In today’s discussions about buildings and architecture for higher education campuses, sustainability is touted for its positive environmental impact. However, sustainable design can be more than just responsible earth stewardship. It can impact operational costs, support and improve student learning, and even promote change in students’ behavior. Universities should approach sustainability as an expectation, not an add-on, incorporating it into the building process and thinking about all of its potential impact when making design decisions.

“How much does LEED cost”? University administrators and facilities directors across the country are grappling with the need to design and construct their buildings sustainably with all the obvious long-term benefits but within their “first cost” budget.

Colleges and universities are competing to build the most green, sustainably designed facilities. But some projects, by nature alone, have end uses, or are constructed with materials, that make it nearly impossible to secure U.S. Green Building Council (USGBC) LEED certification. Single-use, standalone parking structures are one such genre of building, and parking design consultants have struggled for years to crack this green building code.

Who are you and how did you find us? That's what admissions officers at colleges and universities all over the country are asking this year as "stealth applications" proliferate.

Rich in natural light, the building aims to help students be inspired by the school's mission, encouraging them to remember the need for accountability and transparency in international service.

For many campus building projects, the period following schematic design is critical to the project's future. With the proposed design illustrating the building's significant forms, program, functional relationships and scale, the project enters the fundraising phase. Design work on higher education cultural projects—such as museums, studio-arts buildings, performance halls and affiliated classrooms, as well as sports facilities, alumni centers, and science buildings—often pauses following schematic design so that university leaders can raise funds for construction.

More than 300 students from five Kirkwood Community College (Iowa) programs study in state-of-the-art kitchens and classrooms, working alongside a 70-person professional staff.

Richard Cook spends much of his time listening to college and university presidents ask questions about sustainability. Can we afford this? What if my trustees balk? Is global climate change exaggerated? Is carbon neutrality even possible? Cook responds with patience and knowledge about the impact of harmful greenhouse gases, about clean energy, and about why it makes fiscal sense to go green. "I liken it to the moonshot," says the former president of Allegheny College (Pa.).

Green 2010

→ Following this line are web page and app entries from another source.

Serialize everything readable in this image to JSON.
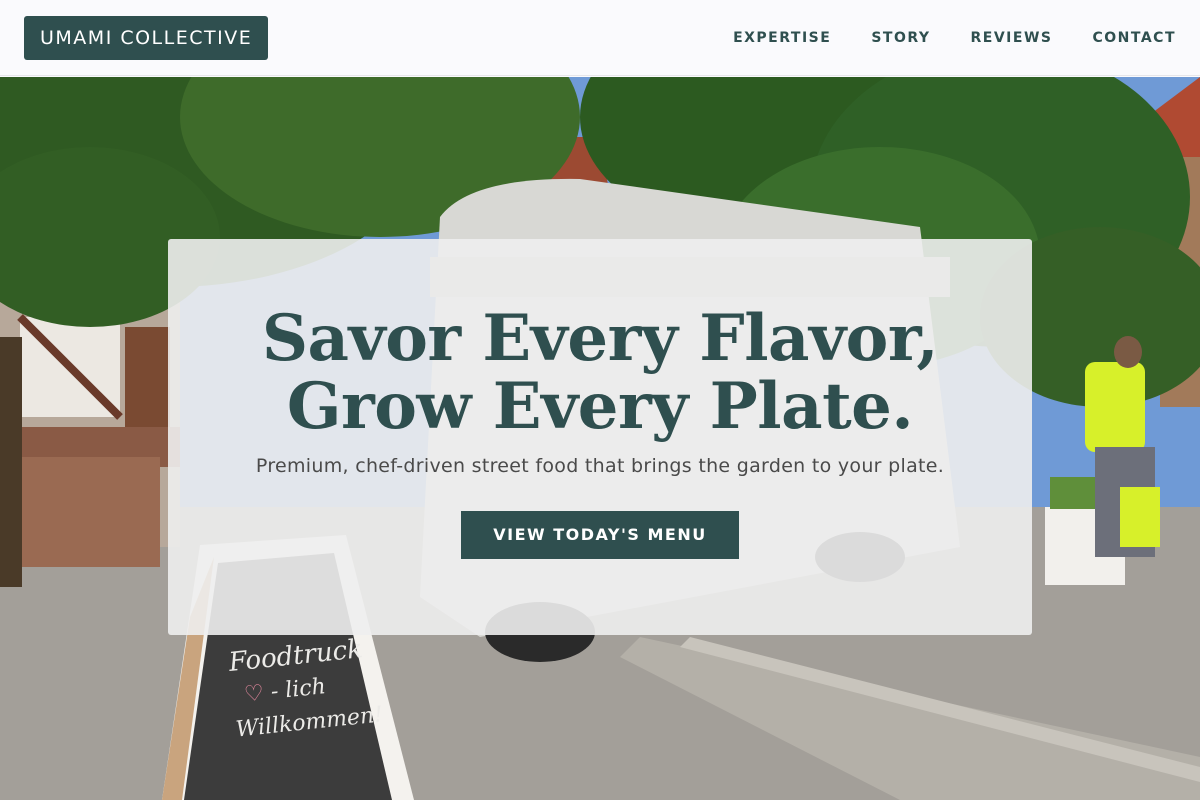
{
  "brand": {
    "name": "UMAMI COLLECTIVE"
  },
  "nav": {
    "items": [
      {
        "label": "EXPERTISE"
      },
      {
        "label": "STORY"
      },
      {
        "label": "REVIEWS"
      },
      {
        "label": "CONTACT"
      }
    ]
  },
  "hero": {
    "headline_line1": "Savor Every Flavor,",
    "headline_line2": "Grow Every Plate.",
    "subtitle": "Premium, chef-driven street food that brings the garden to your plate.",
    "cta_label": "VIEW TODAY'S MENU",
    "chalkboard_line1": "Foodtruck",
    "chalkboard_line2": "- lich",
    "chalkboard_line3": "Willkommen!"
  },
  "colors": {
    "accent": "#2f4f4f",
    "nav_background": "#fafafd",
    "card_background": "#eeeeee"
  }
}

Going Green is hardly a fresh concept for campuses anymore. Today, sustainability has become a focus in nearly all aspects of college and university management. From residence and dining halls to it operations and overall campus energy management, higher ed leaders are continuously coming up with new areas and ideas for strengthening sustainability efforts. Read on for dozens of ways your institution might go greener as well as a big-picture update on the presidents’ climate commitment.